Commissioners supporting the tax called it a tool to catch up on needed road repairs.
"All of our construction projects have been funded with a construction account from the state," explained County Engineer Kevin Peyman. "The exception has been when we bonded for projects for the ethanol plants and Walmart, and when we had some left over, we used them on the roads. No local property taxes were spent. But our [construction] account has fallen behind over time, and that means our projects are also falling behind. This year, the state gave us options for funding, either a local option sales tax or a [wheelage] tax."
A local sales tax would be about a quarter-cent to a half-cent on sales within the county, while the wheelage tax is $10 per vehicle. The money is collected when a vehicle is registered.
Some vehicles are exempt: motorcycles, collector cars and government fleet vehicles.
At $10 per vehicle, the tax will bring in an estimated $200,000, which is a small amount considering the costs of road projects. But the $200,000 will be spent on Martin County roads, not used for other state projects.
"It all comes back locally," Peyman noted.
But the dozen or so citizens in attendance were mainly township representatives, who believe they will be the ones getting short-changed.
"How is this going to be split between the cities, the county and the townships?" asked Richard Koons of Manyaska Township.

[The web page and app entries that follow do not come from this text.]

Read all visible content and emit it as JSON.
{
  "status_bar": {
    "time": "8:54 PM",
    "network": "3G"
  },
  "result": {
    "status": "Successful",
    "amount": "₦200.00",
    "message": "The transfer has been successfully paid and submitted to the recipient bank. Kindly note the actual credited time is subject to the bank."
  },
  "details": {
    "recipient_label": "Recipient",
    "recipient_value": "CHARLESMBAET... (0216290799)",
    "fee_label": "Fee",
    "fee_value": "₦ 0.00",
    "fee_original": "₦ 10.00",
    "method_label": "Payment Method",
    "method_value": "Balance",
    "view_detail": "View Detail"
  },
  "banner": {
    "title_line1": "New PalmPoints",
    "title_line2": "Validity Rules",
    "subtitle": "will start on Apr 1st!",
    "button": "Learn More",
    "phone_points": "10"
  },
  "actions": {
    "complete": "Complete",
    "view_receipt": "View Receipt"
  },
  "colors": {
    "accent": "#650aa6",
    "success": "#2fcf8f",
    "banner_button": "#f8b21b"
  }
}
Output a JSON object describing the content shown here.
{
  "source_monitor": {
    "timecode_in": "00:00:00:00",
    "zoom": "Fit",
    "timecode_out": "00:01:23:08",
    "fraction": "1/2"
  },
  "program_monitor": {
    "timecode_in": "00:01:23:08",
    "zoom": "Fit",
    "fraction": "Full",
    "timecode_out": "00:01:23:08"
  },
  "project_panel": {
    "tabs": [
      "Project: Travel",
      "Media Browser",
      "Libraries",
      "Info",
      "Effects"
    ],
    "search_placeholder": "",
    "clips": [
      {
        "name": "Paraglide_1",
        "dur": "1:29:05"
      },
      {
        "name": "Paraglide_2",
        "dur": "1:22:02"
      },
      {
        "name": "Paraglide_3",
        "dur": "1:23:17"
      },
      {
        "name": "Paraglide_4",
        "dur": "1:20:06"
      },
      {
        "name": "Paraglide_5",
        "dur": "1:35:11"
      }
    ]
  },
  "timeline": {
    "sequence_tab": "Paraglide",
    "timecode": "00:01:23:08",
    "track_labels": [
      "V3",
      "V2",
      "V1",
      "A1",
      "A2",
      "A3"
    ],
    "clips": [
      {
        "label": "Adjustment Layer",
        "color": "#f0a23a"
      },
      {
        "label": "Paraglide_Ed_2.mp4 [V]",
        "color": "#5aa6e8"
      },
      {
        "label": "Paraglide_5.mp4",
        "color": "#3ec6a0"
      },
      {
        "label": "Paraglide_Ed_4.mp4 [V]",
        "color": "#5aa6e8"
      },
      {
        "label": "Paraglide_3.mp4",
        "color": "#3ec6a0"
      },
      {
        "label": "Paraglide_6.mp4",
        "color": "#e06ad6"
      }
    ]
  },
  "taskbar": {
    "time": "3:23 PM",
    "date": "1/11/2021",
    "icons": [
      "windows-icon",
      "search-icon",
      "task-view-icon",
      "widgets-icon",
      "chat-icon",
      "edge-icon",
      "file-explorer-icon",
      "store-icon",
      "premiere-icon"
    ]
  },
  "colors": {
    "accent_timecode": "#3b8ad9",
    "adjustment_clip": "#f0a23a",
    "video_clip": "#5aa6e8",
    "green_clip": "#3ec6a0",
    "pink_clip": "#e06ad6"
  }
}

Commission chairman Elliott Belgard explained that the money is not divided up for different parts of the county, but will go toward county projects, including some small town main streets in dire need of repair.
"The county is in control of the money, and it will go toward county roads," Belgard said. "The logic behind it is that people using the roads are the ones paying the tax. You can't really go anywhere without using a county road."
Another person was concerned that the tax will rise over time. The wheelage tax can be adjusted by 2018, but that would be at the discretion of the county board.
"Right now, it's $10 or nothing," Belgard said. "There is that option in 2018, but it could always be lowered if they choose. Every year, we can come back and review, and decide if we want to drop it, and in 2018, the board at that time can decide if they want to move it up to $20 or down to $5."
John Gibeau of Ceylon spoke at the meeting, noting there are vehicles on the road that will be exempt, while farmers who have numerous vehicles and licensed farm equipment will shoulder the burden.
"I feel you're sticking it to them," he said. "I'd be more in favor of a sales tax because then you are getting everybody."
Commissioners Steven Flohrs and Steve Donnelly spoke out against the new tax. Donnelly believes the board should wait a year to see how such a tax affects other counties, while Flohrs believes the semis that are causing the most damage to local roads should be targeted.
"There should be some other way," he said. "Once that tax is put on, it'll stay on, it'll never come off ... I think there should be a fee on all the trucks that dump off corn and soybeans. I knew when those ethanol plants were approved, I thought of how were we going to maintain the roads, and that was before I was a commissioner."
Flohrs and Donnelly both voted against the tax, with Schmidtke, Belgard and Steve Pierce voting yes.